Task to carry out:
What is the count of lines in the records that include "Feedback"? Reply with that number alone.

Data under study:
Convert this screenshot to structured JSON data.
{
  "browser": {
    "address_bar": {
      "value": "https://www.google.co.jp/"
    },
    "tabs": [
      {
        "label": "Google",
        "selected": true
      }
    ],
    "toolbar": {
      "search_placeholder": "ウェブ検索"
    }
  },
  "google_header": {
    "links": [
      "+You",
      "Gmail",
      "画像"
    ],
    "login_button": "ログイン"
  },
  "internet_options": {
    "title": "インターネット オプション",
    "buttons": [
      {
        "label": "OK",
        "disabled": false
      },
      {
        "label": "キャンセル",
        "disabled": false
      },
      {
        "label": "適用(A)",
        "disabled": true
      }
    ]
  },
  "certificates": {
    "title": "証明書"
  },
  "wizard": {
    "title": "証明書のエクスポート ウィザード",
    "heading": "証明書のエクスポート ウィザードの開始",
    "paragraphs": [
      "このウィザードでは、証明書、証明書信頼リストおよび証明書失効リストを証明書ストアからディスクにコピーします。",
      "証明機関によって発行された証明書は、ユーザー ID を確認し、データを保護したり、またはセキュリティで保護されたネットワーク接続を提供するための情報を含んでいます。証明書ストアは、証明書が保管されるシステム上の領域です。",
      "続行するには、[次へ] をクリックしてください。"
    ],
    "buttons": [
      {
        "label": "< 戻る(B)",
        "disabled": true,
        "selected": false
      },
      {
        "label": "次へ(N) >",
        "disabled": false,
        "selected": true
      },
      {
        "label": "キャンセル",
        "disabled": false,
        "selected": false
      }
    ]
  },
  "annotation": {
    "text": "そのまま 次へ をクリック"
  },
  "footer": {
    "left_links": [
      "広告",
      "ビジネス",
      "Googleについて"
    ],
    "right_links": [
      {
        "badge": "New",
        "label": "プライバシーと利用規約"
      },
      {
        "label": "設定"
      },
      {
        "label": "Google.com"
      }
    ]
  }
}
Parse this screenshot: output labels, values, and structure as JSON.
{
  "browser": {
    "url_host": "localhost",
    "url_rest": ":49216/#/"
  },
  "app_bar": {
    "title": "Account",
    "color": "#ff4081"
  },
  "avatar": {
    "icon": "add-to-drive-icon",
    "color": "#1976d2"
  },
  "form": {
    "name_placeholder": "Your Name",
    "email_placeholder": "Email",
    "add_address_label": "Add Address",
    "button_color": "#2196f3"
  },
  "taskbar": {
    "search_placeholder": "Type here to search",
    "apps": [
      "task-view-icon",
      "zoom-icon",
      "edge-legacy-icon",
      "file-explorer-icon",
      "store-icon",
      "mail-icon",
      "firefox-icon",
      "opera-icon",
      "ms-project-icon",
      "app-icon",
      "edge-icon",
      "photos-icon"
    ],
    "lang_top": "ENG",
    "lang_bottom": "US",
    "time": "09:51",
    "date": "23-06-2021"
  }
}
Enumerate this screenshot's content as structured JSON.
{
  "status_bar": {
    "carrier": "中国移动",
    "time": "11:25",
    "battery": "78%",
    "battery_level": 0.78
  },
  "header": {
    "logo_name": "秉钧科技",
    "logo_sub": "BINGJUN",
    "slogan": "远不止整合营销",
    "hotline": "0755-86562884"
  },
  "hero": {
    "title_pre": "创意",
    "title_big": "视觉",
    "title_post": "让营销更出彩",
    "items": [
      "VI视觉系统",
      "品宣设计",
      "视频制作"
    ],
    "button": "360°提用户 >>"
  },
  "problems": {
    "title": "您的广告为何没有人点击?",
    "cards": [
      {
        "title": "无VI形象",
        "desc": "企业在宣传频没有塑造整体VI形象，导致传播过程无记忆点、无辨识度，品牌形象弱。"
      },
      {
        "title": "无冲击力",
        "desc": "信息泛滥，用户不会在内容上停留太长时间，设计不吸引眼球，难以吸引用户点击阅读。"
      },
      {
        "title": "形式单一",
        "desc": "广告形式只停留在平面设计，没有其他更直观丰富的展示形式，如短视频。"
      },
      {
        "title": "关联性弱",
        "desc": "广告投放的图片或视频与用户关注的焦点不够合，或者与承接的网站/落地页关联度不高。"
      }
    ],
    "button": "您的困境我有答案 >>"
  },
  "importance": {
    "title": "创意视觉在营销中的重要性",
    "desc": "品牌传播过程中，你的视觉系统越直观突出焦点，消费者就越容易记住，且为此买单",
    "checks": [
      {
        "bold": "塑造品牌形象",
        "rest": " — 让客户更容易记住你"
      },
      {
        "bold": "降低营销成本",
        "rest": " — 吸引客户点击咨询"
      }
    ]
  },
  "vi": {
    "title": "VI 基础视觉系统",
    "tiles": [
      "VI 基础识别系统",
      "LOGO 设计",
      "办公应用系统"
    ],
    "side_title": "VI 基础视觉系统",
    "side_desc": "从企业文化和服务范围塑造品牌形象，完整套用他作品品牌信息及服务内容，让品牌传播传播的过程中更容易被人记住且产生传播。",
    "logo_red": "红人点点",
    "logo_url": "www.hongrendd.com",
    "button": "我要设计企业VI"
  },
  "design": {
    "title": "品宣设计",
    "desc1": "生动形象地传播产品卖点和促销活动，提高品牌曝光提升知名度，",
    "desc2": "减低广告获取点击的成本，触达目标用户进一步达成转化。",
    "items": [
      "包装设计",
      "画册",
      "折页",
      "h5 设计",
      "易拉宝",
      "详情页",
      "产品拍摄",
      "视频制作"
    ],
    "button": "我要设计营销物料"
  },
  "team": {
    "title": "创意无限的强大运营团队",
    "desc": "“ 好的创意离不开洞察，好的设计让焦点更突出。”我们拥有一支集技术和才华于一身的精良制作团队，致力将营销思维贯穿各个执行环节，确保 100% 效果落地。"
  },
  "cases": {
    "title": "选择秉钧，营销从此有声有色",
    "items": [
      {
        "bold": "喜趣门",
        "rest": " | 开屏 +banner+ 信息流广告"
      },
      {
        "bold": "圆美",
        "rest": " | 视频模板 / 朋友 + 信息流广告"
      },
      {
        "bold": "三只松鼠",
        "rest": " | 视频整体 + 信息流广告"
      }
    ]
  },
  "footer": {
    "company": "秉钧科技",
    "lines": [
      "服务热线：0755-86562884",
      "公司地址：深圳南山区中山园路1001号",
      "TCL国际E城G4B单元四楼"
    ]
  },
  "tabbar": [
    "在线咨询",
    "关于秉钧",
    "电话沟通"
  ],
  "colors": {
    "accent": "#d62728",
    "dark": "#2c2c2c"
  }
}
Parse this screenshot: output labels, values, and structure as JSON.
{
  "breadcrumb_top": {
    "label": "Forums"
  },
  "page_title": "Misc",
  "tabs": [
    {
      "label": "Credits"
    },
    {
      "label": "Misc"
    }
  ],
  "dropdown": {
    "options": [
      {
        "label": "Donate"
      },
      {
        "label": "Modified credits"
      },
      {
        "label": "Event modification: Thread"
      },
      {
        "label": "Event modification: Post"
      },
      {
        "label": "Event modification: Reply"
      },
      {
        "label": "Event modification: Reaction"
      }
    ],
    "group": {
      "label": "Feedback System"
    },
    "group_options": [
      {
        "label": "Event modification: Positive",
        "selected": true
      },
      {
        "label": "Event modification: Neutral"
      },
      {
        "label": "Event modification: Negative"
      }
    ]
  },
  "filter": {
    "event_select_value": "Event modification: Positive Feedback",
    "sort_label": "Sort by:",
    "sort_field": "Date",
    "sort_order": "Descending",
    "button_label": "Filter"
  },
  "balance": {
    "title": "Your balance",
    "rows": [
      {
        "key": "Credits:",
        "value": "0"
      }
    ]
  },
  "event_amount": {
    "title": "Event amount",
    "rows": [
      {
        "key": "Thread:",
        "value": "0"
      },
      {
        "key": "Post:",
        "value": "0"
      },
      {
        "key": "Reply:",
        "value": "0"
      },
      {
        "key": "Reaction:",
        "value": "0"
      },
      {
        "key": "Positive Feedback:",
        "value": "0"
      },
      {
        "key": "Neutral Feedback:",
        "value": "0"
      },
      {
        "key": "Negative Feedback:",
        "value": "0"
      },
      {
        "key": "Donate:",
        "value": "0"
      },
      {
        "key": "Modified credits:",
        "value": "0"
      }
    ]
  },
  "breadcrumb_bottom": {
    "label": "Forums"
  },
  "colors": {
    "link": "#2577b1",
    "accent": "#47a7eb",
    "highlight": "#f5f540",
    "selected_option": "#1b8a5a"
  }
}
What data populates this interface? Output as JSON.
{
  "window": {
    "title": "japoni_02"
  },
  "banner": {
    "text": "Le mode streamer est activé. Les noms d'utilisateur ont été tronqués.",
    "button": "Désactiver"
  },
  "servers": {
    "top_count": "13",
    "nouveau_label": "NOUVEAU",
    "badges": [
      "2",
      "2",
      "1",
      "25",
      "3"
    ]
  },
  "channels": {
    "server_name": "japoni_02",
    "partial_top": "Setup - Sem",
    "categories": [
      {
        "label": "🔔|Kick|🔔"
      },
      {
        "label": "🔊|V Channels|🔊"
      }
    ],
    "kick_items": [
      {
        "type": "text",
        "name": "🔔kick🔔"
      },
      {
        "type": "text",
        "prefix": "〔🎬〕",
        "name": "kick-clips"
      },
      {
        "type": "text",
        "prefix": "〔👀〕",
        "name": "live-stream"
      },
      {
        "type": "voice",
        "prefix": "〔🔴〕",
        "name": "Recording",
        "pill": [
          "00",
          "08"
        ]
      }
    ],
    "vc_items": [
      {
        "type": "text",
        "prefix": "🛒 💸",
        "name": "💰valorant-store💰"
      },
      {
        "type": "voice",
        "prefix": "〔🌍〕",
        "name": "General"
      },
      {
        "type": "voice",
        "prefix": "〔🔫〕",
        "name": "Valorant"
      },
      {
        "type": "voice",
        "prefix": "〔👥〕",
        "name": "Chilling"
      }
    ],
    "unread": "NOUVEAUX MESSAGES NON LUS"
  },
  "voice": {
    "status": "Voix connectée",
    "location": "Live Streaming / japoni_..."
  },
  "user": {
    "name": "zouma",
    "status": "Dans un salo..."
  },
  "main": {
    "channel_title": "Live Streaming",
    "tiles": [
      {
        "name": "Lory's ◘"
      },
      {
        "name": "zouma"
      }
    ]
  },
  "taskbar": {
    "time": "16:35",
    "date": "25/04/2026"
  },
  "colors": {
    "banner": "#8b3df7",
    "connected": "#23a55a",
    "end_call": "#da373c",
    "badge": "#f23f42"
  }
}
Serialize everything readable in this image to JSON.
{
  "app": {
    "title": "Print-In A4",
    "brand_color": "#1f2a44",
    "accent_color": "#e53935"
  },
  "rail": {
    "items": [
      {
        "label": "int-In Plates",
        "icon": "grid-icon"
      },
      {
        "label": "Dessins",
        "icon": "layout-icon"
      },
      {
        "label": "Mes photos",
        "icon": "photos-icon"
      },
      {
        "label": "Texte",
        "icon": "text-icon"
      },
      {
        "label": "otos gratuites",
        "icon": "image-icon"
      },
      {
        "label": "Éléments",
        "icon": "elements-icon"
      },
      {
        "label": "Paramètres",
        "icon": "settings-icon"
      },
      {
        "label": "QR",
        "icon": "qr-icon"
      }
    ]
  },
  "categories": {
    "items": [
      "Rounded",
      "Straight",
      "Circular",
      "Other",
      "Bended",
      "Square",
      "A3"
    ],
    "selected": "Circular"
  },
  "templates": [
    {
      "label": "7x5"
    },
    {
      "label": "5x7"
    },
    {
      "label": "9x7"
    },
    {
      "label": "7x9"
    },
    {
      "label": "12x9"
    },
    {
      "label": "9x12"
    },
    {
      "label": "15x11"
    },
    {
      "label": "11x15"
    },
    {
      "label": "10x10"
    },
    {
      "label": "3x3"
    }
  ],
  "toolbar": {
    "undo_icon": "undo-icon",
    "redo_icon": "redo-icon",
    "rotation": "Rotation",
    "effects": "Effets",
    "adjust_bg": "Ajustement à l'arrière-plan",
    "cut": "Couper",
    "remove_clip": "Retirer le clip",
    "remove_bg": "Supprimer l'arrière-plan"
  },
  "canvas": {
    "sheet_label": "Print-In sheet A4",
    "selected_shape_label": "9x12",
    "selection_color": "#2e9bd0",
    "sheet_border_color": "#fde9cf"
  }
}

Task output:
5